As of Tuesday (July 16), there were 2,522 total cases reported in DRC and 1,698 deaths, according to the WHO. The outbreak started in August 2018 and three cases were reported in Uganda in June. “It shows no sign of coming under control,” Peter Piot of the London School of Hygiene & Tropical Medicine tells Reuters.
The WHO chose not to declare the outbreak a public health emergency of international concern (PHEIC) in April. Infections have increased by more than 1,000 since then, and the international agency has changed its stance. WHO Director-General Tedros Adhanom Ghebreyesus made the announcement, saying that, “It is time for the world to take notice and redouble our efforts,” according to a press release on the agency’s website.

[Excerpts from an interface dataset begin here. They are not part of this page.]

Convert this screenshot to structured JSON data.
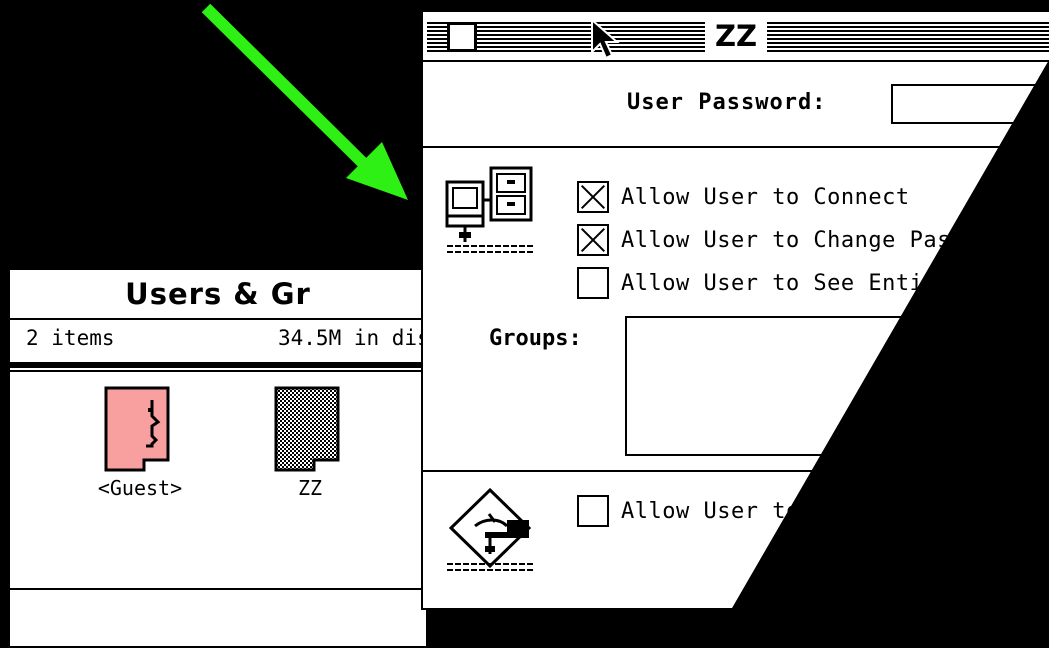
{
  "users_groups_window": {
    "title": "Users & Gr",
    "item_count": "2 items",
    "disk_info": "34.5M in dis",
    "users": [
      {
        "name": "<Guest>",
        "icon": "guest-face-icon",
        "color": "#F8A0A0"
      },
      {
        "name": "ZZ",
        "icon": "user-silhouette-icon",
        "color": "#ffffff"
      }
    ]
  },
  "zz_window": {
    "title": "ZZ",
    "password_label": "User Password:",
    "password_value": "",
    "file_sharing_icon": "file-sharing-computer-icon",
    "checkboxes": [
      {
        "label": "Allow User to Connect",
        "checked": true
      },
      {
        "label": "Allow User to Change Pass",
        "checked": true
      },
      {
        "label": "Allow User to See Entire",
        "checked": false
      }
    ],
    "groups_label": "Groups:",
    "program_linking_icon": "program-linking-hand-icon",
    "linking_checkbox": {
      "label": "Allow User to",
      "checked": false
    }
  },
  "colors": {
    "arrow": "#2EF014",
    "guest": "#F8A0A0",
    "background": "#000000"
  }
}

A WHO committee that decided the outbreak would be a PHEIC lays out specific recommendations in a statement, including keeping borders open and not placing restrictions on trade and travel. The members call for a “coordinated international response” and for neighboring countries to work with partners to prepare for detecting and managing imported cases.
The emergency committee writes that, nearly a year into the outbreak, “there are worrying signs of possible extension of the epidemic.” Robert Steffen, who chaired the group, tells STAT that WHO is now declaring a PHEIC in part because disease transmission in the DRC city of Beni has increased, there is a risk to response workers’ safety, and that the disease is still actively transmitted in large geographical areas of the country.
Experts say that this decision was warranted. “Almost all international legal and policy experts agree that the conditions for declaring a PHEIC were met long ago,” says Rebecca Katz of Georgetown University to STAT. “Not only do we believe that the decision will help bring additional needed attention to this ongoing crisis, but also move nations in the regions to take all necessary steps to address the potential spread of the disease.”
As for funding, Tedros says, “a PHEIC is not for fundraising, it’s for preventing the international spread of disease. WHO is not aware of any donor that has withheld funding because a PHEIC had not been declared. But if that was the excuse, it can no longer be used.”
The costs for responding to this outbreak could reach hundreds of millions of dollars, according to Tedros. He emphasizes in his speech that action is necessary now, saying that unless the international community gets involved, “we will be paying for this outbreak for a long time to come.”
Chia-Yi Hou is an intern at The Scientist. Email her at firstname.lastname@example.org.